Despite the fact that up until October the tests were free (and costing the Health Service billions of Euros) the French settled on vaccination as the easiest route and 1.3 million appointments were booked within days of Macron’s announcement. By August 10 million first doses had been made.
The 30th September also marked the moment that adolescents between twelve years and two months and seventeen were required to have the pass. Almost three quarters of our teenagers are currently fully vaccinated.
We are now starting the booster dose roll out to us oldies and those with health problems. I’ve already received my letter saying I need to organise a date but it has to be six months after the second dose. About holiday time then and alongside the flu jab (you can have them both on the same day but they suggest not in the same arm !).
As a quick round off then, our case rate is below the 50/100k threshold and that means that our school childer under ten no longer wear masks in class. Mask wearing is still compulsory pretty much everywhere indoors. In a number of scenarios outside as well. Hand gel is still doing a roaring business. Controls on the pass are running at a high percentage. That said most of the staff at my swimming pool now just wave me through. At the cinema though you won’t even get inside to book a ticket without the pass. At a café you sit down, the waiter comes along, scans your pass and takes your order – in most cases, I have to say, not all the time ; I wasn’t checked yesterday.
The pass by the way contains no more than my name and the details of the vaccination’s batch, and date. In theory you can be asked for ID as well to prove that it indeed refers to you but I’ve not heard of anybody being asked.
I’ve changed the car and been vaccinated, so what else is new ? Well, I am finally a legal Brexit immigrant in France having received my Art50 resident’s card. In English it’s called WARP which is very Star Trek (Withdrawal Agreement Resident’s Permit).
Out on the battlefields there have been a few things going on but generally all very small scale. The September heritage weekend at Loos-en-Gohelle which combines both the British Battle of Loos and the Canadians’ Battle of Hill 70 was cancelled during the summer. The problem for the organisers is trying to forecast what the health picture is going to look like in six months time. At the time the decision was made the case rate in France had gone up a bit and the fear was that come colder weather it could take off again. Not sure about the colder weather because our summer up here was a wash out and when it wasn’t wet it was sunny with high winds.

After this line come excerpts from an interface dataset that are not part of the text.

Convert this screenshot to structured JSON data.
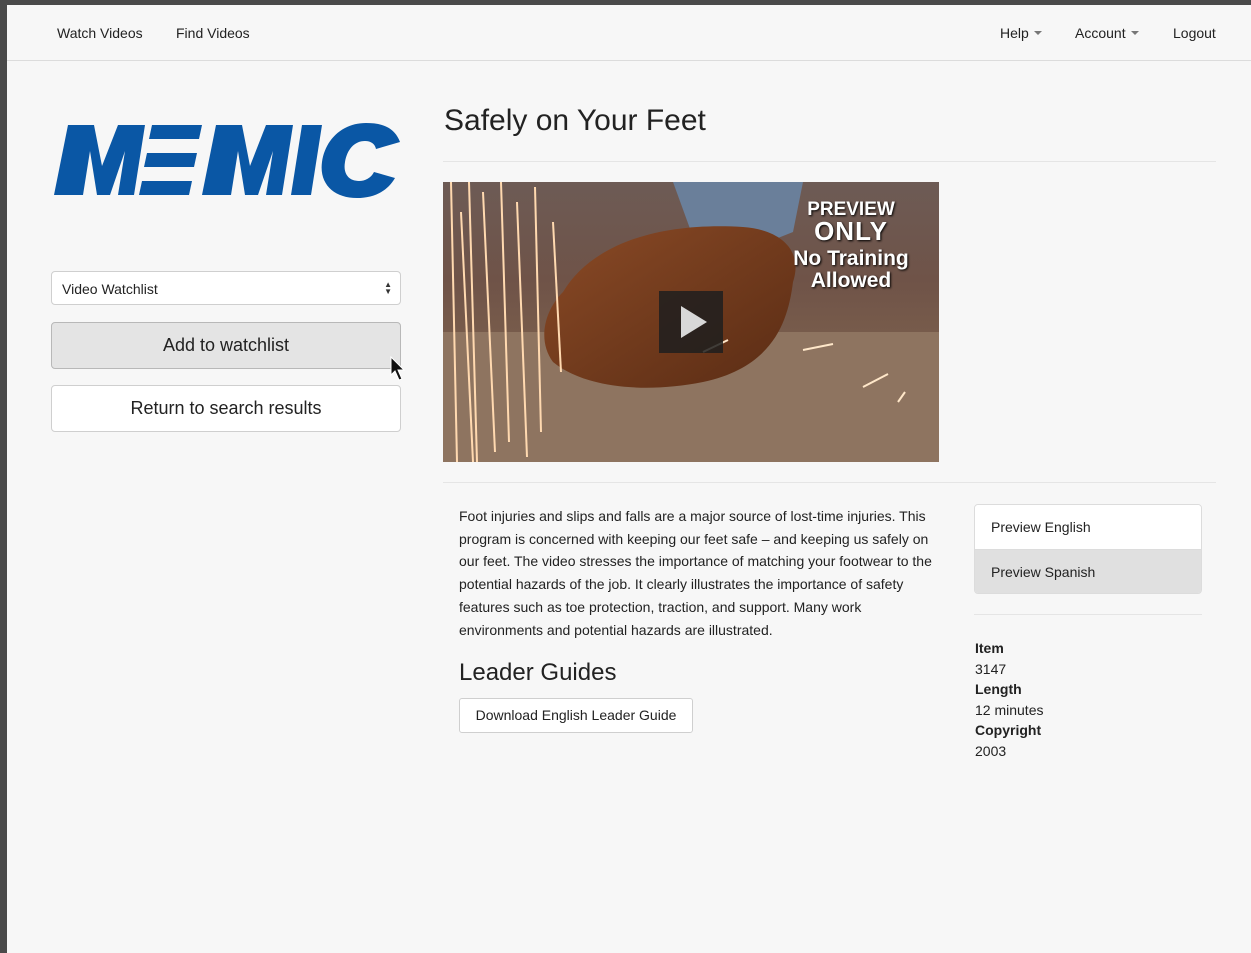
{
  "nav": {
    "watch_videos": "Watch Videos",
    "find_videos": "Find Videos",
    "help": "Help",
    "account": "Account",
    "logout": "Logout"
  },
  "logo": {
    "text": "MEMIC",
    "color": "#0a57a5"
  },
  "sidebar": {
    "watchlist_select": "Video Watchlist",
    "add_button": "Add to watchlist",
    "return_button": "Return to search results"
  },
  "video": {
    "title": "Safely on Your Feet",
    "overlay_line1": "PREVIEW",
    "overlay_line2": "ONLY",
    "overlay_line3": "No Training",
    "overlay_line4": "Allowed"
  },
  "description": "Foot injuries and slips and falls are a major source of lost-time injuries. This program is concerned with keeping our feet safe – and keeping us safely on our feet. The video stresses the importance of matching your footwear to the potential hazards of the job. It clearly illustrates the importance of safety features such as toe protection, traction, and support. Many work environments and potential hazards are illustrated.",
  "leader_guides": {
    "heading": "Leader Guides",
    "download_button": "Download English Leader Guide"
  },
  "preview": {
    "english": "Preview English",
    "spanish": "Preview Spanish"
  },
  "meta": {
    "item_label": "Item",
    "item_value": "3147",
    "length_label": "Length",
    "length_value": "12 minutes",
    "copyright_label": "Copyright",
    "copyright_value": "2003"
  }
}
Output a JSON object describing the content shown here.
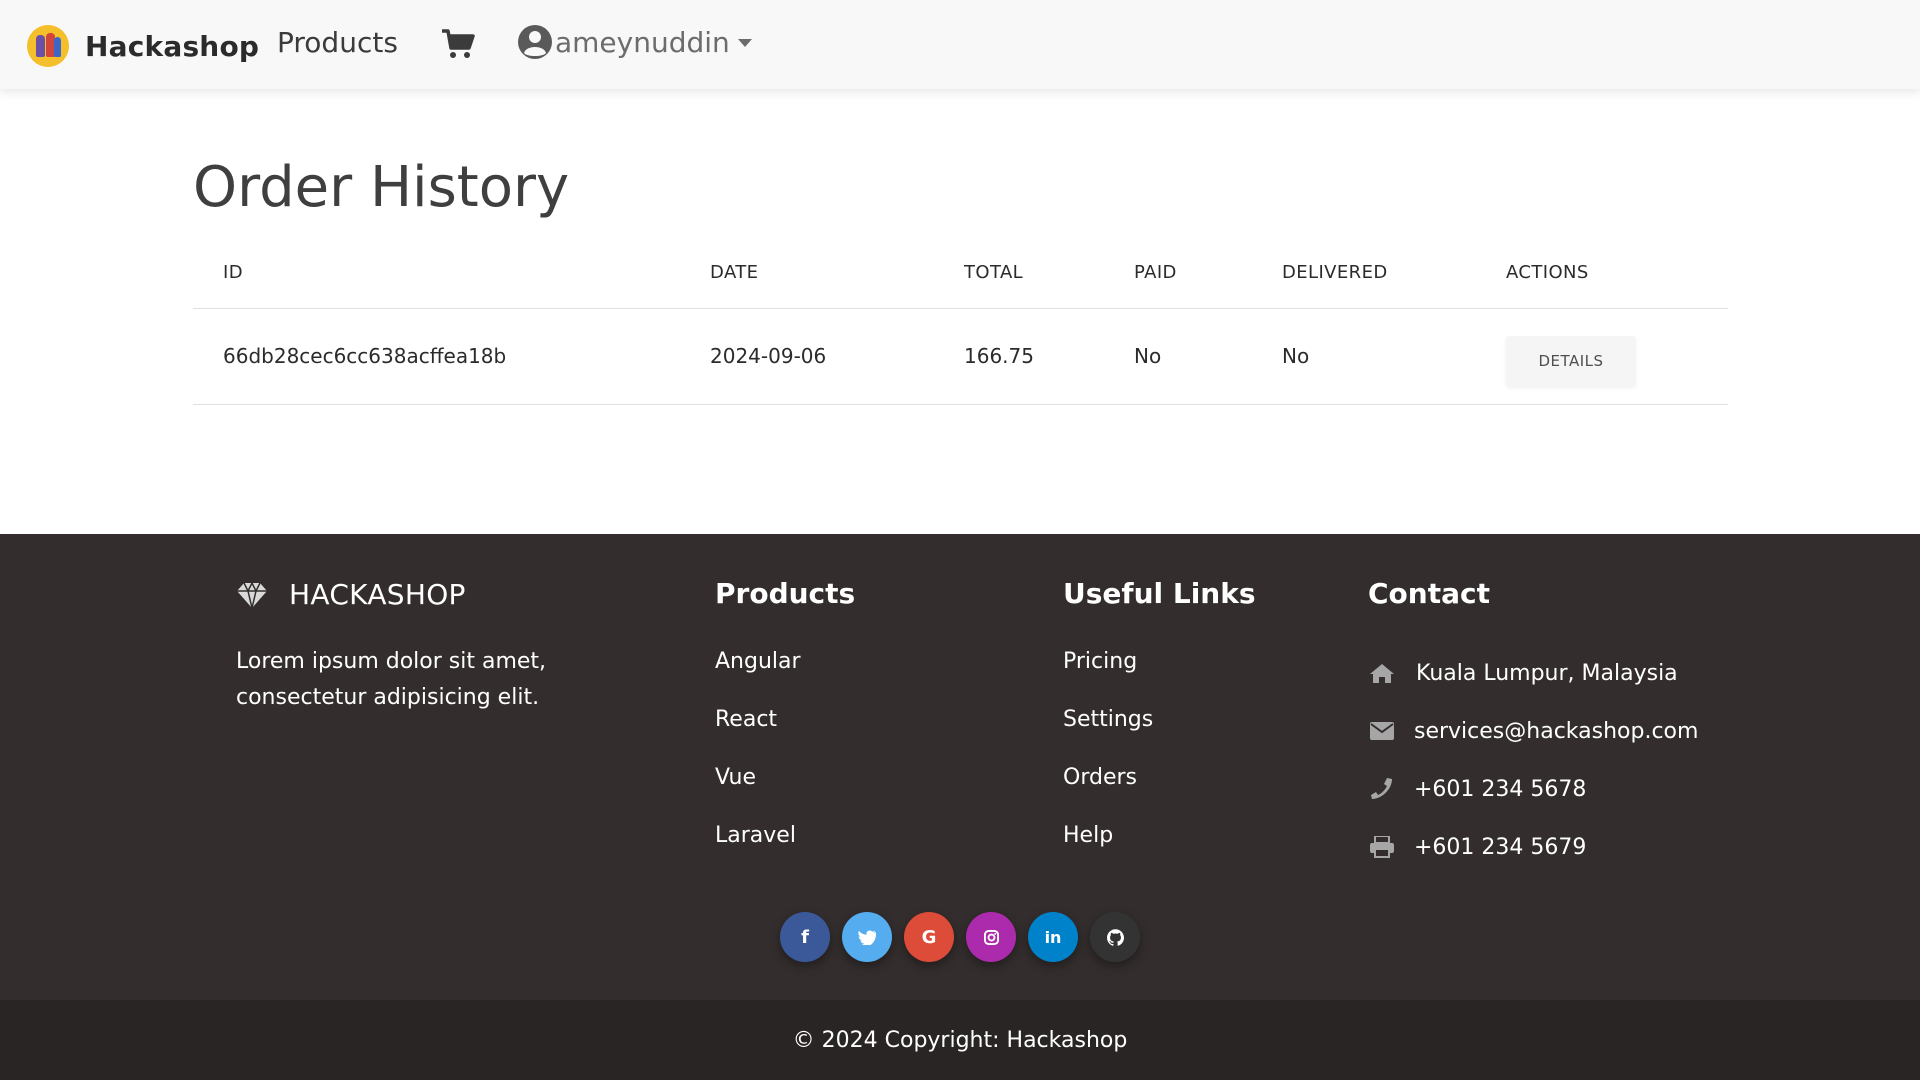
{
  "navbar": {
    "brand_name": "Hackashop",
    "products_label": "Products",
    "cart_icon": "shopping-cart-icon",
    "user_icon": "user-circle-icon",
    "username": "ameynuddin"
  },
  "main": {
    "title": "Order History",
    "table": {
      "headers": [
        "ID",
        "DATE",
        "TOTAL",
        "PAID",
        "DELIVERED",
        "ACTIONS"
      ],
      "rows": [
        {
          "id": "66db28cec6cc638acffea18b",
          "date": "2024-09-06",
          "total": "166.75",
          "paid": "No",
          "delivered": "No",
          "action_label": "DETAILS"
        }
      ]
    }
  },
  "footer": {
    "brand": {
      "icon": "diamond-icon",
      "name": "HACKASHOP",
      "description": "Lorem ipsum dolor sit amet, consectetur adipisicing elit."
    },
    "products": {
      "title": "Products",
      "links": [
        "Angular",
        "React",
        "Vue",
        "Laravel"
      ]
    },
    "useful_links": {
      "title": "Useful Links",
      "links": [
        "Pricing",
        "Settings",
        "Orders",
        "Help"
      ]
    },
    "contact": {
      "title": "Contact",
      "items": [
        {
          "icon": "home-icon",
          "text": "Kuala Lumpur, Malaysia"
        },
        {
          "icon": "envelope-icon",
          "text": "services@hackashop.com"
        },
        {
          "icon": "phone-icon",
          "text": "+601 234 5678"
        },
        {
          "icon": "print-icon",
          "text": "+601 234 5679"
        }
      ]
    },
    "socials": [
      {
        "name": "facebook",
        "glyph": "f",
        "color": "#3b5998"
      },
      {
        "name": "twitter",
        "glyph": "t",
        "color": "#55acee"
      },
      {
        "name": "google",
        "glyph": "G",
        "color": "#dd4b39"
      },
      {
        "name": "instagram",
        "glyph": "◎",
        "color": "#ac2bac"
      },
      {
        "name": "linkedin",
        "glyph": "in",
        "color": "#0082ca"
      },
      {
        "name": "github",
        "glyph": "●",
        "color": "#333333"
      }
    ],
    "copyright": "© 2024 Copyright: Hackashop"
  }
}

I have this week received an invitation to the Armistice wreath laying at Bénifontaine where we have our Hill 70 plaque, so perhaps we may be seeing a return to a more normal situation. Last year’s commemorations were all very much a case of don’t turn up, the Maire will lay a wreath, end of.
The biggest battlefield thing that I have done this past six months was a visit to the Memorial Park at Vimy. By chance I noticed in the local paper that 403 Squadron RCAF, who were on training exercises in France would be visiting the memorial on 17th October, bringing three Griffon helicopters with them whilst on their way to Normandy. The weather could hardly have been better and a fair sized crowd of us were ushered onto the memorial balconies leaving the esplanade below free as a heli-pad.
I am sure that the crews were getting as much out of the visit as we were because they treated us to multiple passes over the twin pylons before landing. We did laugh though because having got everybody lined up ready for a wreath laying it became evident that none of the Canadians had masks, so somebody had to go off and get some. Quite why they were needed I am not sure but needless to say when the French party turned up, it was completely masked. Whatever !
That’s about it from France for the moment. We have our fingers crossed for the coming winter and the possibility of a life a little more normal come new year.
The Memorial Project’s ‘man at the front’.